Component data from apps and pages:
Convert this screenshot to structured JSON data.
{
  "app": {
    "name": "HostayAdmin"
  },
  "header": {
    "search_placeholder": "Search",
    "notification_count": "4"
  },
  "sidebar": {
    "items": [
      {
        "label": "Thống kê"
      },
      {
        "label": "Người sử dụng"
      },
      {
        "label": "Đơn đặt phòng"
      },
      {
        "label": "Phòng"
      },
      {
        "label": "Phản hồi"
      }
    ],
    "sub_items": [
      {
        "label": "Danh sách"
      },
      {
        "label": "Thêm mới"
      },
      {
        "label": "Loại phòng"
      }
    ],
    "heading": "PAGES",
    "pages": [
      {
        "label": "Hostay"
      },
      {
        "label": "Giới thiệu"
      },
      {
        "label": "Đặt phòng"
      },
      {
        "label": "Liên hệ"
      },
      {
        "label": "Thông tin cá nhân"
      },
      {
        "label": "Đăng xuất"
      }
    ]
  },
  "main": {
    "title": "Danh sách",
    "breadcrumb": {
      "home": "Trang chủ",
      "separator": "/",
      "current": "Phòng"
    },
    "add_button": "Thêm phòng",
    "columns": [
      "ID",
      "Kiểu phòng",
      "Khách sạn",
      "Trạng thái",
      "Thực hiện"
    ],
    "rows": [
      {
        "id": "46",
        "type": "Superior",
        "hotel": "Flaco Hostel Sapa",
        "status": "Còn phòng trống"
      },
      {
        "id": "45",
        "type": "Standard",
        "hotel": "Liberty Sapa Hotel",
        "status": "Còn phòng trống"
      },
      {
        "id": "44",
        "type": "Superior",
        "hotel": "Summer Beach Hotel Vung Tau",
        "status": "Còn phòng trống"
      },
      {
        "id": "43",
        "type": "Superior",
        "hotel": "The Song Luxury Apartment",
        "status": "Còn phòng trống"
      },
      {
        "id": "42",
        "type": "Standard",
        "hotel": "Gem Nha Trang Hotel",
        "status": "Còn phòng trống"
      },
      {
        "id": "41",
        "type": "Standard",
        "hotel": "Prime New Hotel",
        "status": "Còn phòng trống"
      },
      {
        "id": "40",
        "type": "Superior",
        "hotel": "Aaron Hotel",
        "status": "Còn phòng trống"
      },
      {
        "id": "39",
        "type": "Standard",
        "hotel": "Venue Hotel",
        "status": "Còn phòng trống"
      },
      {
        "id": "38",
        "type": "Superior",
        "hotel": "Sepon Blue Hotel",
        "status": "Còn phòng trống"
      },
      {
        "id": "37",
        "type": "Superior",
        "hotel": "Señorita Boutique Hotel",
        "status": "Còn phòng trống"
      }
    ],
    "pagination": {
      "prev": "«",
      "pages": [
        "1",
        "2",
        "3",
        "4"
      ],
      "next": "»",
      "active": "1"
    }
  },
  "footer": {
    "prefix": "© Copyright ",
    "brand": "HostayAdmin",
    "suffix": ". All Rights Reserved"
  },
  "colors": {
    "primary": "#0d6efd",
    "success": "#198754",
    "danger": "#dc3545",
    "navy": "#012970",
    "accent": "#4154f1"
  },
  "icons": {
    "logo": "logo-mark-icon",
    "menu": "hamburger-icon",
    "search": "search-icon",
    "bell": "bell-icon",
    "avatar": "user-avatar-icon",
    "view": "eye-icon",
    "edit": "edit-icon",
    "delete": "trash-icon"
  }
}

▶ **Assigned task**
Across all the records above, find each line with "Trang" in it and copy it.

▶ **Output of the exercise**
      "home": "Trang chủ",
        "hotel": "Gem Nha Trang Hotel",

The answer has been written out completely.